Pages

February 22, 2011

Scrum Fundamental: Planning and Iterating

This is my last post, for now, in this series on common issues teams have with fundamental Scrum concepts. Here are a few tips, reminders actually, for planning and iterating.

Make story estimates visible to the Product Owner. Understanding the relative costs of features helps make better trade-offs.

Product Owners reprioritize work not started. Always work on the highest value story and risk reduction stories first.

Plan a second release from the start. This takes the pressure off. “We’ve just got to have feature X!” becomes “ok, we’ll put feature X in the second release and not worry about it now.” You may never do feature X, or release two, but it helps the first release move along unhindered.

If you need to know when you’ll be done, make a build up chart for the release. See Alistair Cockburn’s article on this topic.

Minimize the amount of work in process (WIP). Limit this in two ways: In each iteration, have the whole team work on just a few stories (like, three to six, depending on size). I put some rules of thumb on this in an earlier post. Don’t start work on something that cannot be completed in the iteration. With traditional project management using Gantt charts, you identify and care for the critical path. With agile projects, you limit WIP and increase cross-training, teamwork, team goals and collaboration to care for the critical path.

In addition to limiting the number of stories in the iteration, limit how many stories can be in progress at any one time. Limiting WIP to, say, one-third of the number of stories committed to the iteration might be about right. Then work towards limiting it to just one.

That’s it for now. But there is so much more that can be said.

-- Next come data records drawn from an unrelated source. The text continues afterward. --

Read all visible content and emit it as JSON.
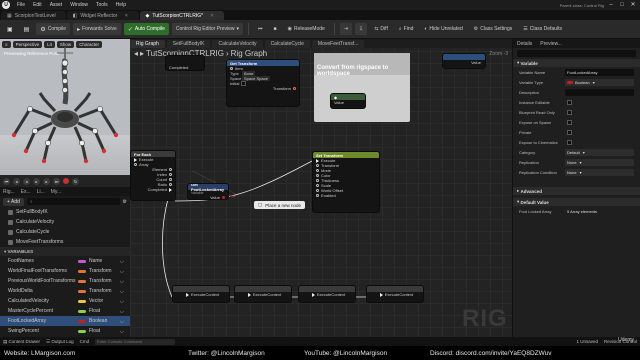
{
  "menubar": {
    "items": [
      "File",
      "Edit",
      "Asset",
      "Window",
      "Tools",
      "Help"
    ],
    "classes_label": "Parent class: Control Rig"
  },
  "tabs": [
    {
      "label": "ScorpionTestLevel"
    },
    {
      "label": "Widget Reflector"
    },
    {
      "label": "TutScorpionCTRLRIG*"
    }
  ],
  "toolbar": {
    "compile": "Compile",
    "forwards_solve": "Forwards Solve",
    "auto_compile": "Auto Compile",
    "editor_preview": "Control Rig Editor Preview",
    "release_mode": "ReleaseMode",
    "diff": "Diff",
    "find": "Find",
    "hide_unrelated": "Hide Unrelated",
    "class_settings": "Class Settings",
    "class_defaults": "Class Defaults"
  },
  "viewport": {
    "perspective": "Perspective",
    "lit": "Lit",
    "show": "Show",
    "character": "Character",
    "preview_text": "Previewing Reference Pose"
  },
  "left_panel": {
    "tabs": [
      "Rig...",
      "Ex...",
      "Li...",
      "My..."
    ],
    "add_label": "+ Add",
    "functions": [
      "SetFullBodyIK",
      "CalculateVelocity",
      "CalculateCycle",
      "MoveFeetTransforms"
    ],
    "variables_header": "VARIABLES",
    "variables": [
      {
        "name": "FootNames",
        "type": "Name",
        "color": "#c15ad8"
      },
      {
        "name": "WorldFinalFootTransforms",
        "type": "Transform",
        "color": "#e0743a"
      },
      {
        "name": "PreviousWorldFootTransforms",
        "type": "Transform",
        "color": "#e0743a"
      },
      {
        "name": "WorldDelta",
        "type": "Transform",
        "color": "#e0743a"
      },
      {
        "name": "CalculatedVelocity",
        "type": "Vector",
        "color": "#e8c541"
      },
      {
        "name": "MasterCyclePercent",
        "type": "Float",
        "color": "#8ad04a"
      },
      {
        "name": "FootLockedArray",
        "type": "Boolean",
        "color": "#c02020"
      },
      {
        "name": "SwingPercent",
        "type": "Float",
        "color": "#8ad04a"
      }
    ]
  },
  "graph": {
    "tabs": [
      "Rig Graph",
      "SetFullBodyIK",
      "CalculateVelocity",
      "CalculateCycle",
      "MoveFeetTransf..."
    ],
    "breadcrumb": [
      "TutScorpionCTRLRIG",
      "Rig Graph"
    ],
    "zoom": "Zoom -3",
    "comment_text": "Convert from rigspace to worldspace",
    "for_each_title": "For Each",
    "for_each_pins": [
      "Execute",
      "Array",
      "Element",
      "Index",
      "Count",
      "Ratio",
      "Completed"
    ],
    "get_node_title": "Get FootLockedArray",
    "get_node_sub": "Variable",
    "get_node_pin": "Value",
    "new_node_label": "Place a new node",
    "set_transform_title": "Set Transform",
    "set_transform_pins": [
      "Execute",
      "Transform",
      "Mode",
      "Color",
      "Thickness",
      "Scale",
      "World Offset",
      "Enabled"
    ],
    "bottom_nodes": [
      "ExecuteContext",
      "ExecuteContext",
      "ExecuteContext",
      "ExecuteContext"
    ],
    "watermark": "RIG",
    "get_transform_label": "Get Transform",
    "get_transform_rows": [
      "Item",
      "Type",
      "Space",
      "Initial"
    ],
    "get_transform_vals": [
      "",
      "Bone",
      "Space Space",
      ""
    ],
    "get_transform_pin": "Transform",
    "top_value_label": "Value",
    "top_left_label": "Completed"
  },
  "details": {
    "tabs": [
      "Details",
      "Preview..."
    ],
    "section_variable": "Variable",
    "rows": [
      {
        "label": "Variable Name",
        "value": "FootLockedArray"
      },
      {
        "label": "Variable Type",
        "value": "Boolean"
      },
      {
        "label": "Description",
        "value": ""
      },
      {
        "label": "Instance Editable",
        "value": ""
      },
      {
        "label": "Blueprint Read Only",
        "value": ""
      },
      {
        "label": "Expose on Spawn",
        "value": ""
      },
      {
        "label": "Private",
        "value": ""
      },
      {
        "label": "Expose to Cinematics",
        "value": ""
      },
      {
        "label": "Category",
        "value": "Default"
      },
      {
        "label": "Replication",
        "value": "None"
      },
      {
        "label": "Replication Condition",
        "value": "None"
      }
    ],
    "section_advanced": "Advanced",
    "section_default": "Default Value",
    "default_label": "Foot Locked Array",
    "default_value": "5 Array elements"
  },
  "bottombar": {
    "content_drawer": "Content Drawer",
    "output_log": "Output Log",
    "cmd": "Cmd",
    "console_placeholder": "Enter Console Command",
    "unsaved": "1 Unsaved",
    "revision": "Revision Control"
  },
  "footer": {
    "website": "Website: LMargison.com",
    "twitter": "Twitter: @LincolnMargison",
    "youtube": "YouTube: @LincolnMargison",
    "discord": "Discord: discord.com/invite/YaEQ8DZWuv",
    "udemy": "Udemy"
  }
}
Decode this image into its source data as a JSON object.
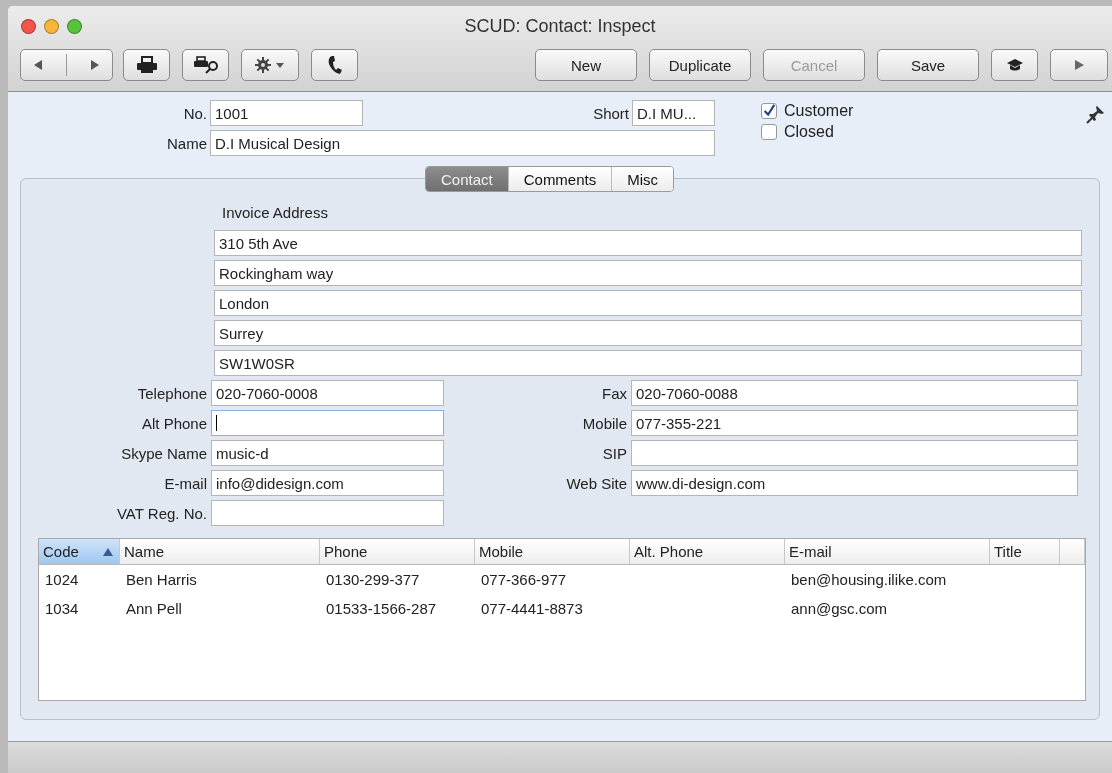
{
  "window": {
    "title": "SCUD: Contact: Inspect"
  },
  "toolbar": {
    "buttons": [
      {
        "label": "New",
        "disabled": false
      },
      {
        "label": "Duplicate",
        "disabled": false
      },
      {
        "label": "Cancel",
        "disabled": true
      },
      {
        "label": "Save",
        "disabled": false
      }
    ]
  },
  "header": {
    "number": {
      "label": "No.",
      "value": "1001"
    },
    "short": {
      "label": "Short",
      "value": "D.I MU..."
    },
    "name": {
      "label": "Name",
      "value": "D.I Musical Design"
    },
    "checkboxes": [
      {
        "label": "Customer",
        "checked": true
      },
      {
        "label": "Closed",
        "checked": false
      }
    ]
  },
  "tabs": [
    {
      "label": "Contact",
      "selected": true
    },
    {
      "label": "Comments",
      "selected": false
    },
    {
      "label": "Misc",
      "selected": false
    }
  ],
  "contact": {
    "section_label": "Invoice Address",
    "address_lines": [
      "310 5th Ave",
      "Rockingham way",
      "London",
      "Surrey",
      "SW1W0SR"
    ],
    "left_fields": [
      {
        "label": "Telephone",
        "value": "020-7060-0008",
        "focused": false
      },
      {
        "label": "Alt Phone",
        "focused": true
      },
      {
        "label": "Skype Name",
        "value": "music-d",
        "focused": false
      },
      {
        "label": "E-mail",
        "value": "info@didesign.com",
        "focused": false
      },
      {
        "label": "VAT Reg. No.",
        "focused": false
      }
    ],
    "right_fields": [
      {
        "label": "Fax",
        "value": "020-7060-0088",
        "focused": false
      },
      {
        "label": "Mobile",
        "value": "077-355-221",
        "focused": false
      },
      {
        "label": "SIP",
        "focused": false
      },
      {
        "label": "Web Site",
        "value": "www.di-design.com",
        "focused": false
      }
    ]
  },
  "table": {
    "columns": [
      {
        "label": "Code",
        "sorted": true
      },
      {
        "label": "Name",
        "sorted": false
      },
      {
        "label": "Phone",
        "sorted": false
      },
      {
        "label": "Mobile",
        "sorted": false
      },
      {
        "label": "Alt. Phone",
        "sorted": false
      },
      {
        "label": "E-mail",
        "sorted": false
      },
      {
        "label": "Title",
        "sorted": false
      }
    ],
    "rows": [
      {
        "cells": [
          "1024",
          "Ben Harris",
          "0130-299-377",
          "077-366-977",
          null,
          "ben@housing.ilike.com",
          null
        ]
      },
      {
        "cells": [
          "1034",
          "Ann Pell",
          "01533-1566-287",
          "077-4441-8873",
          null,
          "ann@gsc.com",
          null
        ]
      }
    ]
  }
}
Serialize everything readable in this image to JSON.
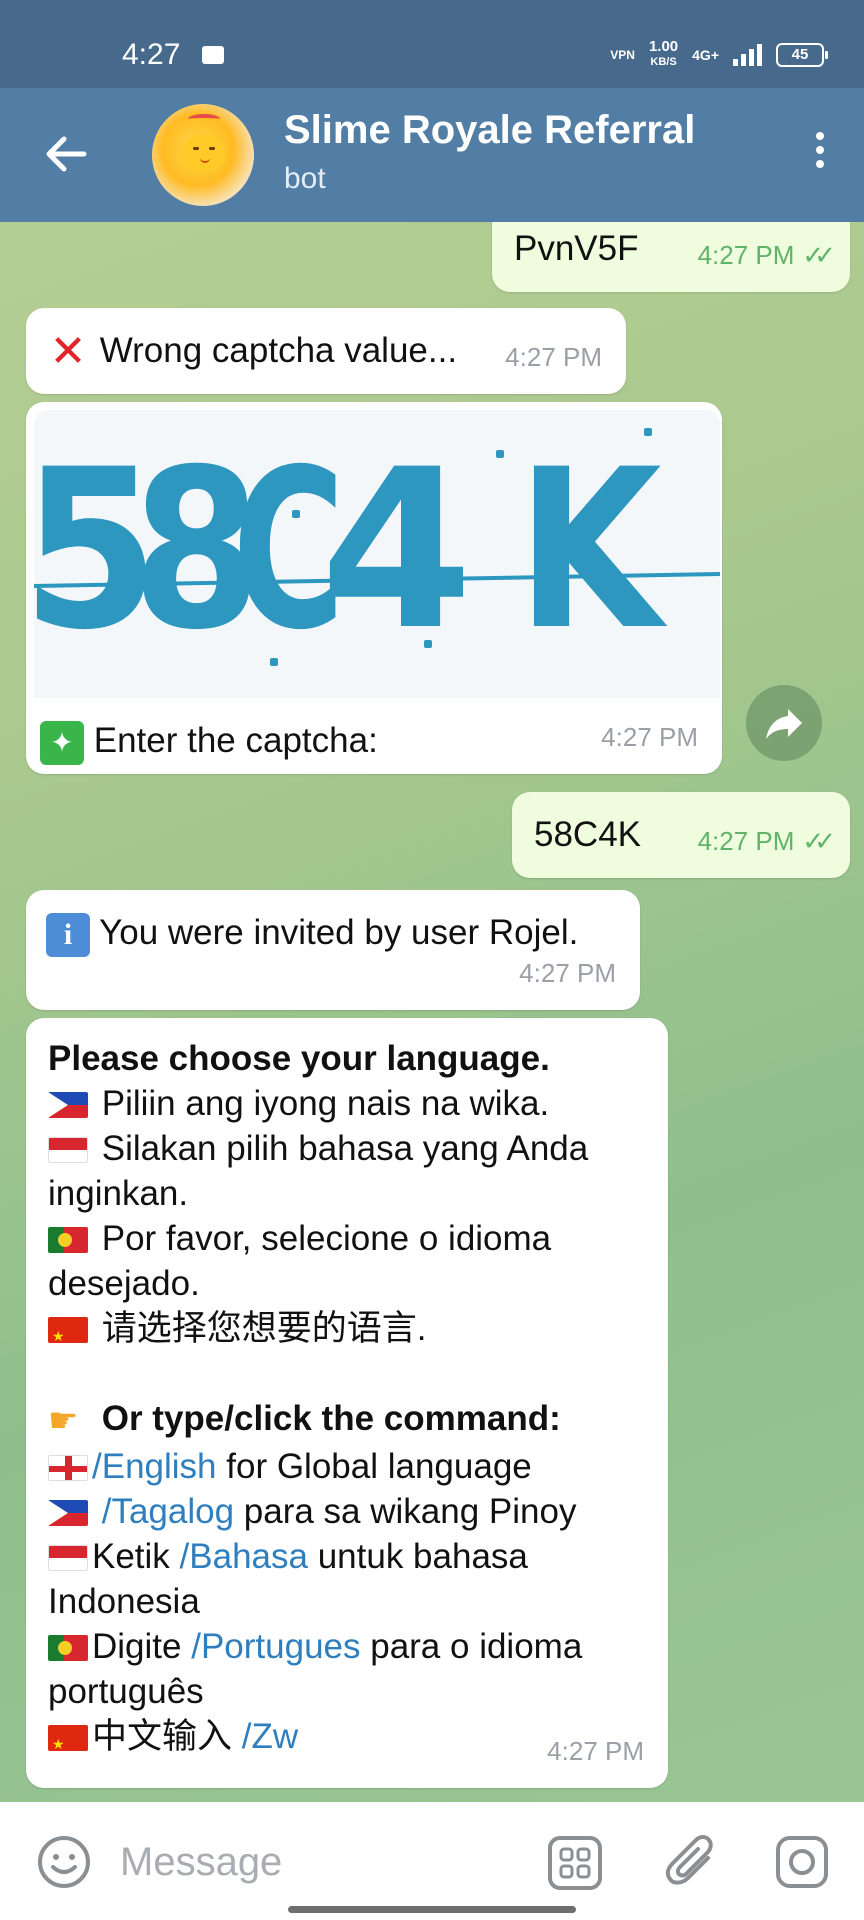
{
  "status_bar": {
    "time": "4:27",
    "vpn": "VPN",
    "speed_value": "1.00",
    "speed_unit": "KB/S",
    "network": "4G+",
    "battery": "45"
  },
  "header": {
    "title": "Slime Royale Referral",
    "subtitle": "bot"
  },
  "messages": {
    "m1": {
      "text": "PvnV5F",
      "time": "4:27 PM"
    },
    "m2": {
      "text": "Wrong captcha value...",
      "time": "4:27 PM"
    },
    "m3": {
      "captcha_chars": [
        "5",
        "8",
        "C",
        "4",
        "K"
      ],
      "text": "Enter the captcha:",
      "time": "4:27 PM"
    },
    "m4": {
      "text": "58C4K",
      "time": "4:27 PM"
    },
    "m5": {
      "text": "You were invited by user Rojel.",
      "time": "4:27 PM"
    },
    "m6": {
      "heading": "Please choose your language.",
      "line_ph": "Piliin ang iyong nais na wika.",
      "line_id": "Silakan pilih bahasa yang Anda inginkan.",
      "line_pt": "Por favor, selecione o idioma desejado.",
      "line_cn": "请选择您想要的语言.",
      "cmd_heading": "Or type/click the command:",
      "cmd_en": "/English",
      "cmd_en_rest": " for Global language",
      "cmd_tl": "/Tagalog",
      "cmd_tl_rest": " para sa wikang Pinoy",
      "cmd_id_pre": "Ketik ",
      "cmd_id": "/Bahasa",
      "cmd_id_rest": " untuk bahasa Indonesia",
      "cmd_pt_pre": "Digite ",
      "cmd_pt": "/Portugues",
      "cmd_pt_rest": " para o idioma português",
      "cmd_zw_pre": "中文输入 ",
      "cmd_zw": "/Zw",
      "time": "4:27 PM"
    }
  },
  "input": {
    "placeholder": "Message"
  },
  "colors": {
    "header_bg": "#527ea6",
    "status_bg": "#476a8c",
    "outgoing_bubble": "#effdde",
    "link": "#2f7fbf",
    "read_ticks": "#5fb46a"
  },
  "icons": [
    "back-arrow-icon",
    "more-vertical-icon",
    "share-icon",
    "emoji-icon",
    "bot-menu-icon",
    "attach-icon",
    "camera-icon"
  ]
}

I welcome your own thoughts and lists and links to other relevant information in the comments below.

No comments:

Post a Comment